In America, liberty is granted in law, not idealism or wishful thinking. For instance in some states, if the law says your 19 year-old daughter, who has never been in trouble with the law, is caught with a gun, well, she must spend at least five years in prison. In some others, your baby boy must spend a mandatory 24-and-a-half years in prison for selling drugs. That's the law. I might not like it and you might not like it. Nonetheless, that's the law and the law says the law must be applied to each and every one of us regardless of race, gender, creed, etc.
Yet, while life isn't always fair, the scales are tilted in our favor, because we are granted equal protection under the law.
Now to different people that means different things. Take college.

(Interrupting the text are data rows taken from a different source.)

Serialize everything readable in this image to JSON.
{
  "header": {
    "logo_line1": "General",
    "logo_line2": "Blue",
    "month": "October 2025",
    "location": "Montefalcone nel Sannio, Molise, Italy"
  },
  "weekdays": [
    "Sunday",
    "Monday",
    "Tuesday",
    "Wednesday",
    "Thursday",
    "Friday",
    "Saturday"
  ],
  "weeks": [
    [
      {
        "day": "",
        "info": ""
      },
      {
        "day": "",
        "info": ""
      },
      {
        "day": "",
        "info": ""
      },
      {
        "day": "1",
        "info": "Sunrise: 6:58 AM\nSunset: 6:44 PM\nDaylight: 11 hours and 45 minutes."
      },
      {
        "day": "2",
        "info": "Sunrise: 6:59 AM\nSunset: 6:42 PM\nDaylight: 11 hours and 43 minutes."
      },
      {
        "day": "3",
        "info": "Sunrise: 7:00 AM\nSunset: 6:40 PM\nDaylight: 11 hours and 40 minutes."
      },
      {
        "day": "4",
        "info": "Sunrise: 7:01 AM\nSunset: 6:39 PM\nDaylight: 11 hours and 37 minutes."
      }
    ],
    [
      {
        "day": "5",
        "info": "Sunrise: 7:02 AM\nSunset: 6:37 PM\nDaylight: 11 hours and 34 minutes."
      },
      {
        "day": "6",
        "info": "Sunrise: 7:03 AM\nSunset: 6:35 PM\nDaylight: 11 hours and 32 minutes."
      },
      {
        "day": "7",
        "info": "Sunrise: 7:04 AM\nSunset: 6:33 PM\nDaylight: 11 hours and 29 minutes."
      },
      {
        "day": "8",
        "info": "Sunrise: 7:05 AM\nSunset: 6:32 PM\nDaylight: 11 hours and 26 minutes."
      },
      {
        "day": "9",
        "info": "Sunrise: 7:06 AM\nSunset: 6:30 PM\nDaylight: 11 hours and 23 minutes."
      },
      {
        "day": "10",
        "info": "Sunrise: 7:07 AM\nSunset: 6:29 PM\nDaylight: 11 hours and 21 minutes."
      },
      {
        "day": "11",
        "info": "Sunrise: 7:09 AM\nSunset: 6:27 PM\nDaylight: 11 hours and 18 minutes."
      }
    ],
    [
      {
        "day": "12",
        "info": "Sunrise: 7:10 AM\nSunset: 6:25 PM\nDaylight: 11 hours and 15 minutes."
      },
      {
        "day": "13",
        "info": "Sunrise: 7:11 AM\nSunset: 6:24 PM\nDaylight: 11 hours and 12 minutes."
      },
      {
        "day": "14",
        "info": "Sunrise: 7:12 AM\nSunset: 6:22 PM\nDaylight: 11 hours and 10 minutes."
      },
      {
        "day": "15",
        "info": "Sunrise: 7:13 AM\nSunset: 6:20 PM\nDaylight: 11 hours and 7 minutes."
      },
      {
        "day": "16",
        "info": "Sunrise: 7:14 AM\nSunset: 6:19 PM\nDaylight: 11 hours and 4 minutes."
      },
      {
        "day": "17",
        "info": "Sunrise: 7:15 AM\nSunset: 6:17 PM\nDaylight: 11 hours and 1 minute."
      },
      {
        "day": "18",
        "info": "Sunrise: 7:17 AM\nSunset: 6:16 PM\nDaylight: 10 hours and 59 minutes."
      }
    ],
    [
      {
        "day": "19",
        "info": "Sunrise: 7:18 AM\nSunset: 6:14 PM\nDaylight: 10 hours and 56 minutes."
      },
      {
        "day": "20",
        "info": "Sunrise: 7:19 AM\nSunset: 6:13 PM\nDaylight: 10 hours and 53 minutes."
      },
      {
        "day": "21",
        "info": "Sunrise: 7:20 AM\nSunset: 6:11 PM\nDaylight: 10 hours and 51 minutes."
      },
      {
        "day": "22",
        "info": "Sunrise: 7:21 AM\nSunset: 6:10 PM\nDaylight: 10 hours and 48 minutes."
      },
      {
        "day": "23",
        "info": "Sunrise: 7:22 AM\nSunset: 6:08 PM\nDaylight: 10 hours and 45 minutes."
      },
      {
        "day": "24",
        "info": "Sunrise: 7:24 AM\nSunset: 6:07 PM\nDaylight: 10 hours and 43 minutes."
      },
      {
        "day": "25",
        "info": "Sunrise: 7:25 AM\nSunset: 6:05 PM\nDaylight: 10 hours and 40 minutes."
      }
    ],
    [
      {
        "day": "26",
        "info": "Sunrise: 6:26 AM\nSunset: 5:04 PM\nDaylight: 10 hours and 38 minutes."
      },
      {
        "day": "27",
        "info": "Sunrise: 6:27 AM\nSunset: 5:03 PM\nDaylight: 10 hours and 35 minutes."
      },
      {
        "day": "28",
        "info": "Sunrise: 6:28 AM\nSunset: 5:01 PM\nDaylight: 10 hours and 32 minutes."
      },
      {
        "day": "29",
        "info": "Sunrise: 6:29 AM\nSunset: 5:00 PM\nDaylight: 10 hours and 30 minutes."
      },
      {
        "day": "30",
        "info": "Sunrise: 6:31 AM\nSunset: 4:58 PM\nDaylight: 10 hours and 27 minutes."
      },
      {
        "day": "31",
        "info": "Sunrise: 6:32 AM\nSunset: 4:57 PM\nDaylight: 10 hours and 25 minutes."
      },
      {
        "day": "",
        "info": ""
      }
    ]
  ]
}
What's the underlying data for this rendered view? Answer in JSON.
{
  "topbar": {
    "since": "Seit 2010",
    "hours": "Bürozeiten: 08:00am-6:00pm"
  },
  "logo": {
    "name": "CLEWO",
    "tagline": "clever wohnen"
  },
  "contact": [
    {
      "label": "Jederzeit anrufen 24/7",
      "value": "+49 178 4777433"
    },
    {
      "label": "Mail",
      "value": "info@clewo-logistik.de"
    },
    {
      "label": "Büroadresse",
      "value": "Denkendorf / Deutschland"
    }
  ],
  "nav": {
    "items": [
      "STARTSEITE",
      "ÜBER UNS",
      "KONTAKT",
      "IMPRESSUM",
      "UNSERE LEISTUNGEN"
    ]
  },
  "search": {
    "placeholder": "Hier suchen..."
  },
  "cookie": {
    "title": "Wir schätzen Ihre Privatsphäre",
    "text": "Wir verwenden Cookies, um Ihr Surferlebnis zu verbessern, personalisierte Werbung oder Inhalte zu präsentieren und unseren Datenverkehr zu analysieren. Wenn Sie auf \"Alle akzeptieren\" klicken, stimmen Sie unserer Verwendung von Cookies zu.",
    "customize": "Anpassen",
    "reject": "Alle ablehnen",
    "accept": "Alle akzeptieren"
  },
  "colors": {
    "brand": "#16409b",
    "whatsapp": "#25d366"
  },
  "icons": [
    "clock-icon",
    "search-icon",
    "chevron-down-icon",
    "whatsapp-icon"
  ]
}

If the law says all qualified applicants must be permitted to attend State University, then State U. would break the law if its officials limited admissions to 10 black students, five Asians, two Native Americans and one Hispanic. That would be discrimination, singling out certain types of people. Yet, we don't call that discrimination. We call that affirmative action, quotas, and set-asides. We want to dress it up and call it different things in different settings when, in fact, it is discrimination.
Yet, because liberty in America is granted in law, we have the opportunity to correct such flaws, flaws that are rooted in idealism. Those same laws grant parents the opportunity to remind children over and over and over again that the freedom to choose has nothing to do with man's law.
Life isn't fair, as Mrs. Powell-Gill said, but thank goodness we do have choices.
We choose our friends, and we choose our vacation destinations. We choose our spouses, and we choose our neighborhoods. We choose where and how we invest our money, and we choose our professions and places of employment.
Children, especially children who haven't traveled outside the Beltway, let alone to a foreign land, don't always understand how precious the freedom to choose really and truly is. Many of them cannot fathom what it's like to lie on white sands in the Caribbean for five or six days, or barter in Hong Kong or even peer for hours at a Picasso at the National Gallery of Art. They really can't.
Glennis Powell-Gill, who graduated from Anacostia High School alongside me and now works for the National Center on Education and the Economy, understands as much. Her address to those teen-age students for just a few minutes got most of them thinking about choices in life. But Mrs. Powell-Gill cannot do that alone.
Students in the District need to be reminded and shown in many different ways the multitude of roads in life. They must be shown that neither their lives, nor their choices, have to begin or end on the violent streets of the nation's capital.
E-mail: [email protected]

Sign up for Daily Newsletters

Copyright © 2019 The Washington Times, LLC. Click here for reprint permission.

The Washington Times Comment Policy

The Washington Times welcomes your comments on Spot.im, our third-party provider. Please read our Comment Policy before commenting.


Click to Read More and View Comments

Click to Hide